So after that came my wedding and all of the Society people in New York and Philadelphia came to my wedding and they were all so sweet to me, because practically every one of them has written a senario. And everybody says my wedding was very, very beautiful. I mean even Dorothy said it was very beautiful, only Dorothy said she had to concentrate her mind on the massacre of the Armenians to keep herself from laughing right out loud in everybody’s face. But that only shows that not even Matrimony is sacred to a girl like Dorothy. And after the wedding was over, I overheard Dorothy talking to Mr. Montrose and she was telling Mr. Montrose that she thought that I would be great in the movies if he would write me a part that only had three expressions, Joy, Sorrow, and Indigestion. So I do not really believe that Dorothy is such a true friend after all.

So Henry and I did not go on any honeymoon because I told Henry that it really would be selfish for us to go off alone together, when all of our activities seemed to need us so much. Because, after all, I have to spend quite a lot of time with Mr. Montrose going over the senario together because, Mr. Montrose says I am full of nothing so much as ideas.

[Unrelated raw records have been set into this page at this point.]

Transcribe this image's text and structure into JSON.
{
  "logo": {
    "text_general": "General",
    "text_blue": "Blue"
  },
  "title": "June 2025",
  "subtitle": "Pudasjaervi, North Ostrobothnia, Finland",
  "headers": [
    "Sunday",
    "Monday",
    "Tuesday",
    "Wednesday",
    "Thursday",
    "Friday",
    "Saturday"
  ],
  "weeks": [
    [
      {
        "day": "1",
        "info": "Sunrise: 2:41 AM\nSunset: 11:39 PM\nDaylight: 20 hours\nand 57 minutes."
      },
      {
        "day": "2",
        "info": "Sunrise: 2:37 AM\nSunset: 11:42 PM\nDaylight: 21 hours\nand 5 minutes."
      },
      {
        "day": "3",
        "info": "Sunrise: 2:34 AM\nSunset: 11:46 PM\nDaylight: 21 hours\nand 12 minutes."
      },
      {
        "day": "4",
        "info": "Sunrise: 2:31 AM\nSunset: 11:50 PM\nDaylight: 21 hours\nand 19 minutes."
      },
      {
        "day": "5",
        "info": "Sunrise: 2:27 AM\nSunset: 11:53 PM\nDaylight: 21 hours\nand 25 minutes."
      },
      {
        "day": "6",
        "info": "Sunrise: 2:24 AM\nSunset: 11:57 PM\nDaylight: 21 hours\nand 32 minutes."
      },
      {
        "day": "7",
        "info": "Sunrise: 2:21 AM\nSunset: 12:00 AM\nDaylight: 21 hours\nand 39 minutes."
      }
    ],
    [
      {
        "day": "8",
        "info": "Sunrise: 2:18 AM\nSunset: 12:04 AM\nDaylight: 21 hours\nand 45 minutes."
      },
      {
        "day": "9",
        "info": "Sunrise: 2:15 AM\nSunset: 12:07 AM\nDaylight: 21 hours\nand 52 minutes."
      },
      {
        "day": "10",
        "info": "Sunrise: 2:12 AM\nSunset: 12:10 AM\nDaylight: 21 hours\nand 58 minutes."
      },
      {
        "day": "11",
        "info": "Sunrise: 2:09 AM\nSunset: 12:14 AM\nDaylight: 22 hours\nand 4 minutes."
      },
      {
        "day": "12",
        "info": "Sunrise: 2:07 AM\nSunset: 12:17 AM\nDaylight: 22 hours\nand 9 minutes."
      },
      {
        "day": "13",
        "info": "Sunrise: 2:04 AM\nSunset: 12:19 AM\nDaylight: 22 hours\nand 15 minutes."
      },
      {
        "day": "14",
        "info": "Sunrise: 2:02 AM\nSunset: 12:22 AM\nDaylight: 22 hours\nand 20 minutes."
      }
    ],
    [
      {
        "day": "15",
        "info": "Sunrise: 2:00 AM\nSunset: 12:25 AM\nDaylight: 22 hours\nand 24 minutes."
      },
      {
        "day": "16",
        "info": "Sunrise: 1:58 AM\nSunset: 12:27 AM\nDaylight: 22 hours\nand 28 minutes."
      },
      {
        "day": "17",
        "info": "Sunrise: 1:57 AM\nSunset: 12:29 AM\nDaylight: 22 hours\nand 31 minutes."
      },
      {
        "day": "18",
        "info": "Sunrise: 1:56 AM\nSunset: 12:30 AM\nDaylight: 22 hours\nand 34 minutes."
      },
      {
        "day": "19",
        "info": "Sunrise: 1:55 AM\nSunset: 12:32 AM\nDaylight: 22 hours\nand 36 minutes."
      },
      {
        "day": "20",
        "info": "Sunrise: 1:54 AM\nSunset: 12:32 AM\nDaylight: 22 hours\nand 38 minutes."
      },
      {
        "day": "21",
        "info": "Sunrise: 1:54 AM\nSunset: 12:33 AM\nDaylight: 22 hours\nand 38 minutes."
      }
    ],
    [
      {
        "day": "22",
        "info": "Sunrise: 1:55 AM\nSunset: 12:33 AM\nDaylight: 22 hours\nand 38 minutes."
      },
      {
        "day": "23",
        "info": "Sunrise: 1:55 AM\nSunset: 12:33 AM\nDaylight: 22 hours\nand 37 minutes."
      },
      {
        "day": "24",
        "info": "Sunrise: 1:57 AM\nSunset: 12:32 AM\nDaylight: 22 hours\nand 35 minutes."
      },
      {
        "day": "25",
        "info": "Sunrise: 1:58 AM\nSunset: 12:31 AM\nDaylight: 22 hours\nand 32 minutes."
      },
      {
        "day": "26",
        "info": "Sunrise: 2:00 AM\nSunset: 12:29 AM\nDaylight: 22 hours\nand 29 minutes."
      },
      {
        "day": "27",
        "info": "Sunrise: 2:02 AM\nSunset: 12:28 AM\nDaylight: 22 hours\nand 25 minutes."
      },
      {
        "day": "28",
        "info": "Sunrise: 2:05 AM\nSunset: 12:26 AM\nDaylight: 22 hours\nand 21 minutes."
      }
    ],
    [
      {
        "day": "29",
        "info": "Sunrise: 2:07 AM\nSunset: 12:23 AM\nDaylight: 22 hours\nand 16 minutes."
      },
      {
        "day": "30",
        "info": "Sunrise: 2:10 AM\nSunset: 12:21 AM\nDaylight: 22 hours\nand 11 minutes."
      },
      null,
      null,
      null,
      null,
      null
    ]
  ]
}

So, in order to give Henry something to do while Mr. Montrose and I are working on the senario I got Henry to organize a Welfare League among all of the extra girls and get them to tell him all of their problems so he can give them all of his spiritual aid. And it has really been a very, very great success, because there is not much work going on at the other studios at present so all of the extra girls have nothing better to do and they all know that Henry will not give them a job at our studio unless they belong. So the worse they tell Henry they have been before they met him, the better he likes it and Dorothy says that she was at the studio yesterday and she says that if the senarios those extra girls have written around themselves to tell Henry could only be screened and gotten past the sensors, the movies would move right up out of their infancy.

So Henry says that I have opened up a whole new world for him and he has never been so happy in his life. And it really seems as if everyone I know has never been so happy in their lives. Because I make Henry let his father come to the studio every day because, after all, every studio has to have somebody who seems to be a pest, and in our case it might just as well be Henry’s father. So I have given orders to all of the electricians not to drop any lights on him, but to let him have a good time because, after all, it is the first one he has had. And as far as Henry’s mother is concerned, she is having her hair bobbed and her face lifted and getting ready to play Carmen because she saw a girl called Madam Calve play it when she was on her honeymoon and she has always really felt that she could do it better. So I do not discouradge her, but I let her go ahead and enjoy herself. But I am not going to bother to speak to the electricians about Henry’s mother. And Henry’s sister has never been so happy since the Battle of Verdun, because she has six trucks and 15 horses to look after and she says that the motion picture profession is the nearest thing to war that she has struck since the Armistice. And even Dorothy is very happy because Dorothy says that she has had more laughs this month than Eddie Cantor gets in a year. But when it comes to Mr. Montrose, I really believe that he is happier than anybody else, because of all of the understanding and sympathy he seems to get out of me.

And so I am very happy myself because, after all, the greatest thing in life is to always be making everybody else happy. And so, while everybody is so happy, I really think it is a good time to finish my diary because after all, I am to busy going over my senarios with Mr. Montrose, to keep up any other kind of literary work. And I am so busy bringing sunshine into the life of Henry that I really think, with everything else I seem to acomplish, it is all a girl had ought to try to do. And so I really think that I can say good-bye to my diary feeling that, after all, everything always turns out for the best.